Current laminate has come a long way in wetness resistance, but it is still not completely waterproof. The middle layers are made of high-density fiberboard (HDF), which is more susceptible to moisture than hardwood. The flooring will need to be replaced if the HDF becomes water damaged.
Natural hardwood has the advantage of being able to be sanded and refinished repeatedly, resulting in a like-new bottom without the requirement to substitute it. If your laminate becomes scratched, soiled, or otherwise damaged, you won't be able to restore it.
If the corresponding style is still available, replacing individual flooring may be possible. You'd have to pay for a complete replacement otherwise.
Laminate is the most cost-effective option for consumers wishing to replace their flooring on a tight budget. However, will the upfront cost savings be outweighed by a decrease in property value?

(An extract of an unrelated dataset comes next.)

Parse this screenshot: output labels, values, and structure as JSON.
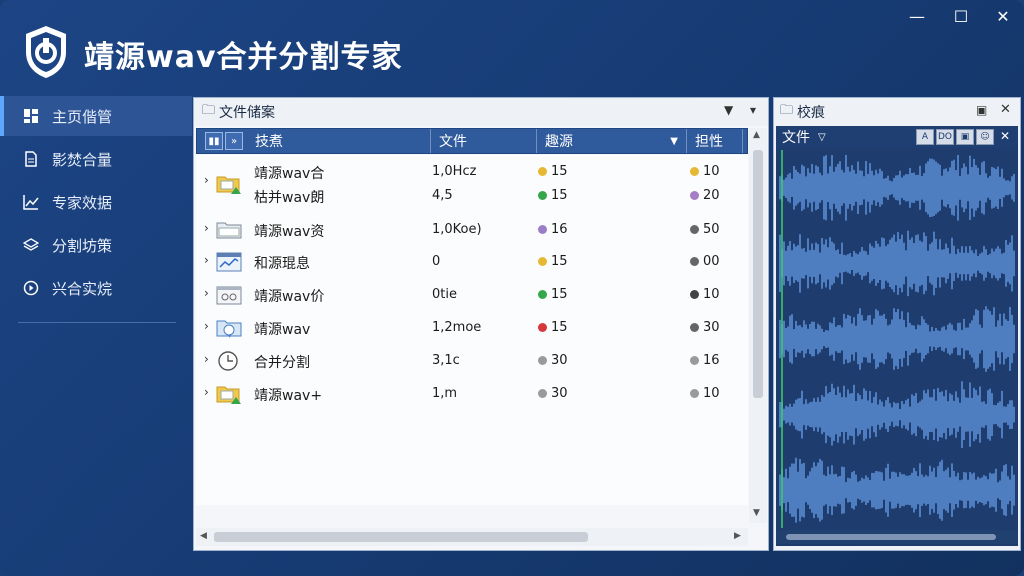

According to Craig Miller, there is no clear-cut approach for estimating flooring value, appraising residential single-family and two-to four-family properties since 1983. However, most high-end home purchasers, in his experience, choose natural hardwood or ceramic. Laminate flooring is more common in low- to mid-priced homes.
According to Amanda Jones, most homeowners in her high-priced area, a top-selling real estate agent in San Francisco, would choose natural materials over laminate.
According to Miller, laminate is most commonly used in bathrooms and laundry rooms, followed by kitchens because it is simpler to clean in high-traffic areas. The use of laminate in bedrooms and living rooms is discouraged.
He also mentions that purchasers with dogs may prefer high-grade laminate over wood or carpet because laminate lasts longer, is easy to clean, and does not show scratches like wood.
The value of a home will also be affected by the type of flooring previously installed. If the laminate replaces worn, old carpet or sheet vinyl, you may see a value increase. However, if your home currently has old hardwood floors, you should refinish them rather than replace them with low-quality laminate.
Today's more modern laminate flooring options are proving to be a functional and visually acceptable alternative to more expensive hardwoods and tiles for many budget-conscious homes. However, the material will not be the ideal suit for every homeowner or home.
If you're thinking about selling your home soon and want to know which flooring is best for resale, talk to a local real estate agent about what buyers want in your neighbourhood and how other homes compare. What is our final piece of advice? Consider your flooring alternatives a second time. Install it only once!